REQUIRED WORK: Give the records again exactly, with every character kept.

RECORDS TO PROCESS:
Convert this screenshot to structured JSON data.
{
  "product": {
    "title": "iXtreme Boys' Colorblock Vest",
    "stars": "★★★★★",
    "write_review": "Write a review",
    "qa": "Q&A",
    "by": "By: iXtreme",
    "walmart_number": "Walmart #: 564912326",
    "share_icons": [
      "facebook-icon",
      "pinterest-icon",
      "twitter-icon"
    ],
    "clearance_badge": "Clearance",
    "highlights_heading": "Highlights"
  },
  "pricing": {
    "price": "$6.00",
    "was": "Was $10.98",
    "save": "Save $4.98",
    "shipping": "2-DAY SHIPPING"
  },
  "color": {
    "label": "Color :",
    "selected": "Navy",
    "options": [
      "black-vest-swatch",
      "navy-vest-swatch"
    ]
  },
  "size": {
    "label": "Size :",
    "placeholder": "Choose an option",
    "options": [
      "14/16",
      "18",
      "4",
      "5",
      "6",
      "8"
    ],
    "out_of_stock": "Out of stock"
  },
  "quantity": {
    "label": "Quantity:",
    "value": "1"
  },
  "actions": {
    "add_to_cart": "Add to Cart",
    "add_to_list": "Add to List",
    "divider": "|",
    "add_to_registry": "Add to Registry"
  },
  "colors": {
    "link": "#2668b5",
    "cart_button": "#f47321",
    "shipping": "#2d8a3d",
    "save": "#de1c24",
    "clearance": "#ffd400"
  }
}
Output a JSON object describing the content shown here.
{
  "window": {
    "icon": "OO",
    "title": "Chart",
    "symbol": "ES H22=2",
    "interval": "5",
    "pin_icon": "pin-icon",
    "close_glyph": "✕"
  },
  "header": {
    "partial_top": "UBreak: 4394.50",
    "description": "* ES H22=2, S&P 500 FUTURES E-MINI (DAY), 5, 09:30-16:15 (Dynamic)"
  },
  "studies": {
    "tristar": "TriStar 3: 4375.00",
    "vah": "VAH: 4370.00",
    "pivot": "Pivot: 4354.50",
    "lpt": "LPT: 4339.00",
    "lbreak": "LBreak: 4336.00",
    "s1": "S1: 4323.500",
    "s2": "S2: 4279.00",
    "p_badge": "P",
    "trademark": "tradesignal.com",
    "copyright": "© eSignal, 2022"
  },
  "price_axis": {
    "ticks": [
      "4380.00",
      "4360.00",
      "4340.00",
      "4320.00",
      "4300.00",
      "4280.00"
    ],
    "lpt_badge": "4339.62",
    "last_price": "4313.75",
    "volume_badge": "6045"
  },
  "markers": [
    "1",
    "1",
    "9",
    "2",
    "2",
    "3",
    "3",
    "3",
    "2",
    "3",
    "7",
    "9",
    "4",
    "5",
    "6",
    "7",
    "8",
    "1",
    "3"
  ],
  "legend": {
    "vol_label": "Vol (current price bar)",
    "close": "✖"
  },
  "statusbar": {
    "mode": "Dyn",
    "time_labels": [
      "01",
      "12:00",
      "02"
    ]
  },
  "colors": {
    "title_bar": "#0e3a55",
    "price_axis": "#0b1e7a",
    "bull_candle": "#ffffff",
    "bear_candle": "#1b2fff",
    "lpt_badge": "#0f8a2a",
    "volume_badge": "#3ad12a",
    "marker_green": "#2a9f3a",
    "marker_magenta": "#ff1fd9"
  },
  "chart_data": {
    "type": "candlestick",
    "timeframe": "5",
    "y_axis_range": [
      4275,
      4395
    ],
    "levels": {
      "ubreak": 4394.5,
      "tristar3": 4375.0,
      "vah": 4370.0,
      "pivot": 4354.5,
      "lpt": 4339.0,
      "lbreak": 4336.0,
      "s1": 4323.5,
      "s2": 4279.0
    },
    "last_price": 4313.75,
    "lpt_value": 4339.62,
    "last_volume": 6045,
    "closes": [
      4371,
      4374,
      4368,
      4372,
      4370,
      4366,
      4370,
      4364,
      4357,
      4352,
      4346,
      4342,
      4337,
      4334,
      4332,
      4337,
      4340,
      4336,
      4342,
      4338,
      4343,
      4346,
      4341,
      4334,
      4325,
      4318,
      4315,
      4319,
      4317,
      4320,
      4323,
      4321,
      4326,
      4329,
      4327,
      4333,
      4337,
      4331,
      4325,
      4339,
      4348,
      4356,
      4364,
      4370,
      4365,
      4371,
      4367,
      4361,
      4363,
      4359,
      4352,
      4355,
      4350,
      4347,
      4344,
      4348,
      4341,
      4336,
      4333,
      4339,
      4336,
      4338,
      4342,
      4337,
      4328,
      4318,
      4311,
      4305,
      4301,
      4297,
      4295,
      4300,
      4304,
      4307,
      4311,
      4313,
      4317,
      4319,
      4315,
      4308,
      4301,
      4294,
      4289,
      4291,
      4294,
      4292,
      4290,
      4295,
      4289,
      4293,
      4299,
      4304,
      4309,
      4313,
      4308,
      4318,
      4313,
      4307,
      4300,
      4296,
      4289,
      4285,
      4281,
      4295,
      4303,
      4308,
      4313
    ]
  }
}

WRITTEN RESPONSE:
Convert this screenshot to structured JSON data.
{
  "product": {
    "title": "iXtreme Boys' Colorblock Vest",
    "stars": "★★★★★",
    "write_review": "Write a review",
    "qa": "Q&A",
    "by": "By: iXtreme",
    "walmart_number": "Walmart #: 564912326",
    "share_icons": [
      "facebook-icon",
      "pinterest-icon",
      "twitter-icon"
    ],
    "clearance_badge": "Clearance",
    "highlights_heading": "Highlights"
  },
  "pricing": {
    "price": "$6.00",
    "was": "Was $10.98",
    "save": "Save $4.98",
    "shipping": "2-DAY SHIPPING"
  },
  "color": {
    "label": "Color :",
    "selected": "Navy",
    "options": [
      "black-vest-swatch",
      "navy-vest-swatch"
    ]
  },
  "size": {
    "label": "Size :",
    "placeholder": "Choose an option",
    "options": [
      "14/16",
      "18",
      "4",
      "5",
      "6",
      "8"
    ],
    "out_of_stock": "Out of stock"
  },
  "quantity": {
    "label": "Quantity:",
    "value": "1"
  },
  "actions": {
    "add_to_cart": "Add to Cart",
    "add_to_list": "Add to List",
    "divider": "|",
    "add_to_registry": "Add to Registry"
  },
  "colors": {
    "link": "#2668b5",
    "cart_button": "#f47321",
    "shipping": "#2d8a3d",
    "save": "#de1c24",
    "clearance": "#ffd400"
  }
}
Output a JSON object describing the content shown here.
{
  "window": {
    "icon": "OO",
    "title": "Chart",
    "symbol": "ES H22=2",
    "interval": "5",
    "pin_icon": "pin-icon",
    "close_glyph": "✕"
  },
  "header": {
    "partial_top": "UBreak: 4394.50",
    "description": "* ES H22=2, S&P 500 FUTURES E-MINI (DAY), 5, 09:30-16:15 (Dynamic)"
  },
  "studies": {
    "tristar": "TriStar 3: 4375.00",
    "vah": "VAH: 4370.00",
    "pivot": "Pivot: 4354.50",
    "lpt": "LPT: 4339.00",
    "lbreak": "LBreak: 4336.00",
    "s1": "S1: 4323.500",
    "s2": "S2: 4279.00",
    "p_badge": "P",
    "trademark": "tradesignal.com",
    "copyright": "© eSignal, 2022"
  },
  "price_axis": {
    "ticks": [
      "4380.00",
      "4360.00",
      "4340.00",
      "4320.00",
      "4300.00",
      "4280.00"
    ],
    "lpt_badge": "4339.62",
    "last_price": "4313.75",
    "volume_badge": "6045"
  },
  "markers": [
    "1",
    "1",
    "9",
    "2",
    "2",
    "3",
    "3",
    "3",
    "2",
    "3",
    "7",
    "9",
    "4",
    "5",
    "6",
    "7",
    "8",
    "1",
    "3"
  ],
  "legend": {
    "vol_label": "Vol (current price bar)",
    "close": "✖"
  },
  "statusbar": {
    "mode": "Dyn",
    "time_labels": [
      "01",
      "12:00",
      "02"
    ]
  },
  "colors": {
    "title_bar": "#0e3a55",
    "price_axis": "#0b1e7a",
    "bull_candle": "#ffffff",
    "bear_candle": "#1b2fff",
    "lpt_badge": "#0f8a2a",
    "volume_badge": "#3ad12a",
    "marker_green": "#2a9f3a",
    "marker_magenta": "#ff1fd9"
  },
  "chart_data": {
    "type": "candlestick",
    "timeframe": "5",
    "y_axis_range": [
      4275,
      4395
    ],
    "levels": {
      "ubreak": 4394.5,
      "tristar3": 4375.0,
      "vah": 4370.0,
      "pivot": 4354.5,
      "lpt": 4339.0,
      "lbreak": 4336.0,
      "s1": 4323.5,
      "s2": 4279.0
    },
    "last_price": 4313.75,
    "lpt_value": 4339.62,
    "last_volume": 6045,
    "closes": [
      4371,
      4374,
      4368,
      4372,
      4370,
      4366,
      4370,
      4364,
      4357,
      4352,
      4346,
      4342,
      4337,
      4334,
      4332,
      4337,
      4340,
      4336,
      4342,
      4338,
      4343,
      4346,
      4341,
      4334,
      4325,
      4318,
      4315,
      4319,
      4317,
      4320,
      4323,
      4321,
      4326,
      4329,
      4327,
      4333,
      4337,
      4331,
      4325,
      4339,
      4348,
      4356,
      4364,
      4370,
      4365,
      4371,
      4367,
      4361,
      4363,
      4359,
      4352,
      4355,
      4350,
      4347,
      4344,
      4348,
      4341,
      4336,
      4333,
      4339,
      4336,
      4338,
      4342,
      4337,
      4328,
      4318,
      4311,
      4305,
      4301,
      4297,
      4295,
      4300,
      4304,
      4307,
      4311,
      4313,
      4317,
      4319,
      4315,
      4308,
      4301,
      4294,
      4289,
      4291,
      4294,
      4292,
      4290,
      4295,
      4289,
      4293,
      4299,
      4304,
      4309,
      4313,
      4308,
      4318,
      4313,
      4307,
      4300,
      4296,
      4289,
      4285,
      4281,
      4295,
      4303,
      4308,
      4313
    ]
  }
}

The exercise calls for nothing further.